Proposed drug testing of student athletes brought parents, teachers and coaches to last night's meeting of the Bret Harte Union High School District board.

Thirteen people discussed the proposal. Several spoke in favor of the policy, which, if adopted, will mark a first for Bret Harte. No one spoke against the policy.

District trustees will consider adopting the policy at the Aug. 4 meeting. If approved, the policy would affect about a third of the students all cheerleaders and athletes.

Bret Harte High's athletic director, Rich Cathcart, said the policy was proposed after students approached campus officials "saying there's a problem."

"The coaches were concerned that our athletes weren't performing as well as they should and that maybe drug use was causing that," he said.

Last night, District Superintendent Joseph Wilimek emphasized that the policy is designed to be helpful, not punitive.

He said the policy recommends testing all athletes at the beginning of each season, with random tests weekly during the fall, winter and spring seasons.

He explained that the initial urine test would be done at school and if a litmus paper test was positive, the sample would be sent to an outside lab. That lab would test for seven drugs: amphetamines, barbiturates, benzodiazepines, cocaine, marijuana, opiates and alcohol.

The proposed policy describes procedures that would take place if a student tests positive for one of the drugs. Procedures include a conference with parents, district superintendent, the student and the principal.

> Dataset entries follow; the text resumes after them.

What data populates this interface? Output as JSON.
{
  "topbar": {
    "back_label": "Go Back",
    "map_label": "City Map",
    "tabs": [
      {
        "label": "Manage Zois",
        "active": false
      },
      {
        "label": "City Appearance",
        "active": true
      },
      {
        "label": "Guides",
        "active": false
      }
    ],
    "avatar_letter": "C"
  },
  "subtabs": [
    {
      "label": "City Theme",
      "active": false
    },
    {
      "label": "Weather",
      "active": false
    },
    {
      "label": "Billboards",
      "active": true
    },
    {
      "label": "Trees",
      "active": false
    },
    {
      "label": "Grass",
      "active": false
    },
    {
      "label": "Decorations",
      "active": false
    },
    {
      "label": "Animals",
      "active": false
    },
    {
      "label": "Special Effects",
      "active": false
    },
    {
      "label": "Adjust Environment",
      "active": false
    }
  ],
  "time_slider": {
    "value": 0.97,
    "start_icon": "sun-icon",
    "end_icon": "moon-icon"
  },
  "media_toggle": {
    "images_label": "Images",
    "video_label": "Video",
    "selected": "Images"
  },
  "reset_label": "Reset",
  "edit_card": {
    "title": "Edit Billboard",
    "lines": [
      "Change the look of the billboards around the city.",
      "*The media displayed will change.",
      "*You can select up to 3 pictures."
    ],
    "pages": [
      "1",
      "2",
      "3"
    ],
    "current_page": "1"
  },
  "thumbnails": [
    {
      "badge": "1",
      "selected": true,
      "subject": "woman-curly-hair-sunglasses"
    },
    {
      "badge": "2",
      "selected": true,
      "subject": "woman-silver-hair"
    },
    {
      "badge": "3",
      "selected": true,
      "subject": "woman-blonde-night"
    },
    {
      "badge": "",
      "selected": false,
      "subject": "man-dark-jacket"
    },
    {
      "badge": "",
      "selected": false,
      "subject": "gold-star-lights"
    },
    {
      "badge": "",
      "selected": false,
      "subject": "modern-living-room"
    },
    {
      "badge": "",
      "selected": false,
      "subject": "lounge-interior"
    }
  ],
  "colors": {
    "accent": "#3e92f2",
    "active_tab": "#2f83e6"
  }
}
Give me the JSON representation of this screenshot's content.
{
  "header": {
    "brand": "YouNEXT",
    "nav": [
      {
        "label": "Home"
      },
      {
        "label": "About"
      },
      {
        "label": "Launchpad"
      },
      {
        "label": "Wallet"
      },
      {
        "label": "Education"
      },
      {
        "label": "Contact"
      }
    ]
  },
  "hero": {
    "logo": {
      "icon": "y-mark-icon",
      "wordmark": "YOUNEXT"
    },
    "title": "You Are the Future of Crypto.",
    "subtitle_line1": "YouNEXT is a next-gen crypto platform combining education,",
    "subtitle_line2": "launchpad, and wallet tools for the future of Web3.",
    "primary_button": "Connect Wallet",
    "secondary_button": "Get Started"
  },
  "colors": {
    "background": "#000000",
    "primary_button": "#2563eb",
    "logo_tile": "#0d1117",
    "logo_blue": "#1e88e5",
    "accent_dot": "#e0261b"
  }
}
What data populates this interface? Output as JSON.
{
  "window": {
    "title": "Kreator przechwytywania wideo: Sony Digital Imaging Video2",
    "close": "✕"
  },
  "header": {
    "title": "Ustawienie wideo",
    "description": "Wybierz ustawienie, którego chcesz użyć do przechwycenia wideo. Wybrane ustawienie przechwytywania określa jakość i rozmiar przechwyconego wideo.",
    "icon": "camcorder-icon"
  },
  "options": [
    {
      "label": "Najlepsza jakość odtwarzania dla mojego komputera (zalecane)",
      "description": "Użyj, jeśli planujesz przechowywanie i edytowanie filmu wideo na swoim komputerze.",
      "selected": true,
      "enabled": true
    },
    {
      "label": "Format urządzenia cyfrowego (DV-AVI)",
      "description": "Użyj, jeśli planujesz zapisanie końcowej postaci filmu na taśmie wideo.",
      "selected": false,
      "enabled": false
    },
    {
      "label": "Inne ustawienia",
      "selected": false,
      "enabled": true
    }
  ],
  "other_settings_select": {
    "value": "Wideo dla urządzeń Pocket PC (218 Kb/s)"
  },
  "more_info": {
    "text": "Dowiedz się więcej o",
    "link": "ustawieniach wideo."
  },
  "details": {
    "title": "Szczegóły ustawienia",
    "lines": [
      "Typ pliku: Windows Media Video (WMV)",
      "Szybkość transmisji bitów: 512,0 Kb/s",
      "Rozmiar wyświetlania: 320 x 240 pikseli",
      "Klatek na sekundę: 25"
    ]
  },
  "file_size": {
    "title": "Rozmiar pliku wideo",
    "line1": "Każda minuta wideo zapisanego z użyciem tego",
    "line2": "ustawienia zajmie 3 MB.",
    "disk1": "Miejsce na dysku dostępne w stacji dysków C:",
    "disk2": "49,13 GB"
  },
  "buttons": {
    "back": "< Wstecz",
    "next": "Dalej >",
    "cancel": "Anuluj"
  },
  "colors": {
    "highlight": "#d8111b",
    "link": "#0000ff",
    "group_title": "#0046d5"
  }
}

Before participating in a sport again, such a student would have to enroll in a drug education program. The student would also have to submit to a urinalysis every 30 days. These tests would continue for as long as necessary, as determined by an intervention program.

After completing the program, the student athlete must have a doctor's clearance stating that he or she is drug-free and physically fit to again participate in athletics.